Why a motion in limine?

Motions in limine are helpful because the parties hopefully can get a ruling on whether a piece of evidence is coming in or staying out. This allows for an orderly trial and it allows the parties to gear their case around damaging evidence that may be coming into evidence. All cases have some evidence that is not good for either party – if it wasn't so – there wouldn't be a lawsuit.

Example of how a motion in limine may be used?

I have a client that was severely burned in a car accident. For months after the crash, he had to have multiple surgeries taking off dead skin – allowing new skin to grow. I have photos documenting the multiple surgeries that the client went through. I want the photos to come into evidence because I want the jury to see what my client had to go through months on end. If they see my client now, they will just see some scarring and will not be able to appreciate what he had to do to get to this point.

The insurance defense lawyer knows that those photographs can hurt his case because they are not pretty, to say the least. She files a motion in limine asking the court to keep out the photos or in the alternative to limit the number of photos. The insurance defense lawyer knows that the photos accurately portray what my client's skin looked like at any given time, which is the standard for admissibility of photos. Instead, she argues that the photos are prejudicial to her client and the photos would just garner sympathy with the jury.

Both sides want a ruling on this issue so we can frame what will be said at trial and the exhibits that will be used at trial. If I had to guess, the judge will probably split the baby on this one and allow a few photos into evidence but not the 25 that I want to admit into evidence.

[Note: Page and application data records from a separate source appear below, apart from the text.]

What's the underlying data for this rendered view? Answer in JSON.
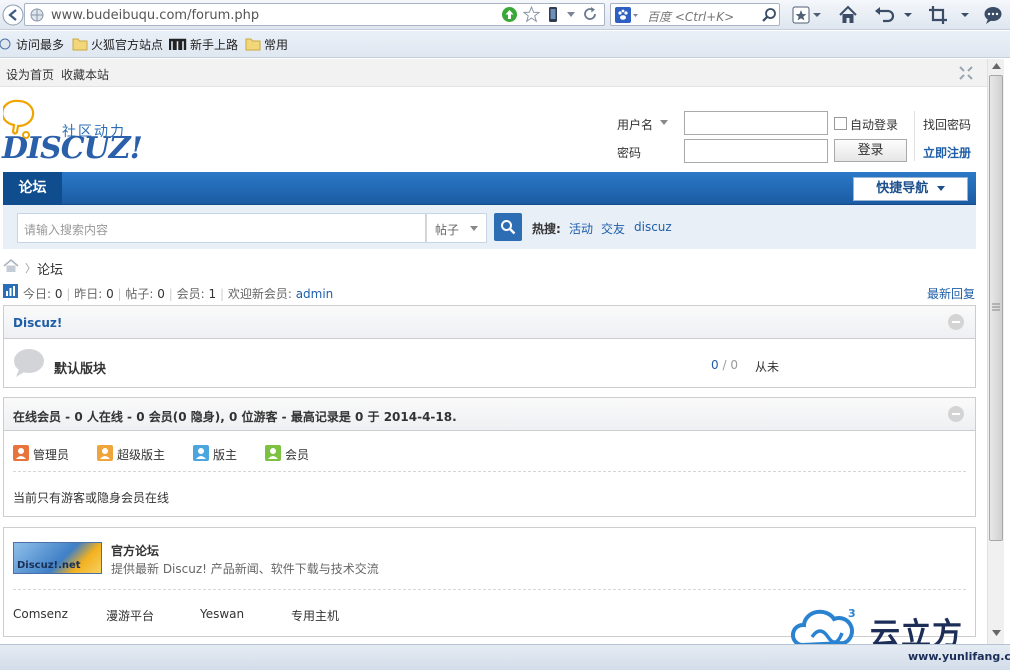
{
  "browser": {
    "url": "www.budeibuqu.com/forum.php",
    "search_placeholder": "百度 <Ctrl+K>",
    "bookmarks": [
      "访问最多",
      "火狐官方站点",
      "新手上路",
      "常用"
    ]
  },
  "topbar": {
    "set_home": "设为首页",
    "bookmark": "收藏本站"
  },
  "logo": {
    "tagline": "社区动力",
    "wordmark": "DISCUZ!"
  },
  "login": {
    "username_label": "用户名",
    "password_label": "密码",
    "auto_login": "自动登录",
    "find_password": "找回密码",
    "login_button": "登录",
    "register": "立即注册"
  },
  "nav": {
    "forum": "论坛",
    "quick_nav": "快捷导航"
  },
  "search": {
    "placeholder": "请输入搜索内容",
    "type": "帖子",
    "hot_label": "热搜:",
    "hot_terms": [
      "活动",
      "交友",
      "discuz"
    ]
  },
  "breadcrumb": {
    "current": "论坛"
  },
  "stats": {
    "today_label": "今日:",
    "today": "0",
    "yesterday_label": "昨日:",
    "yesterday": "0",
    "posts_label": "帖子:",
    "posts": "0",
    "members_label": "会员:",
    "members": "1",
    "welcome_label": "欢迎新会员:",
    "newest_member": "admin",
    "latest_reply": "最新回复"
  },
  "category": {
    "title": "Discuz!",
    "forum_name": "默认版块",
    "threads": "0",
    "sep": "/",
    "posts": "0",
    "last_post": "从未"
  },
  "online": {
    "title": "在线会员 - 0 人在线 - 0 会员(0 隐身), 0 位游客 - 最高记录是 0 于 2014-4-18.",
    "legend": [
      "管理员",
      "超级版主",
      "版主",
      "会员"
    ],
    "legend_colors": [
      "#e8743c",
      "#f0a43c",
      "#4aa6dc",
      "#7cc13f"
    ],
    "empty_text": "当前只有游客或隐身会员在线"
  },
  "links": {
    "banner_text": "Discuz!.net",
    "title": "官方论坛",
    "description": "提供最新 Discuz! 产品新闻、软件下载与技术交流",
    "items": [
      "Comsenz",
      "漫游平台",
      "Yeswan",
      "专用主机"
    ]
  },
  "watermark": {
    "brand": "云立方",
    "url": "www.yunlifang.cn",
    "badge": "3"
  }
}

Motions in limine are an effective tool in a personal injury lawyer's arsenal. A trial is a production and the more we know about the admissibility of evidence the more we can prepare for an effective presentation of the evidence. Judges also like motions in limine so they do not have to deal with tough evidentiary issues on the fly in front of the jury.

If you have any questions about a Northwest Indiana personal injury case or how motions in limine can be used, contact our Michigan City personal injury lawyer.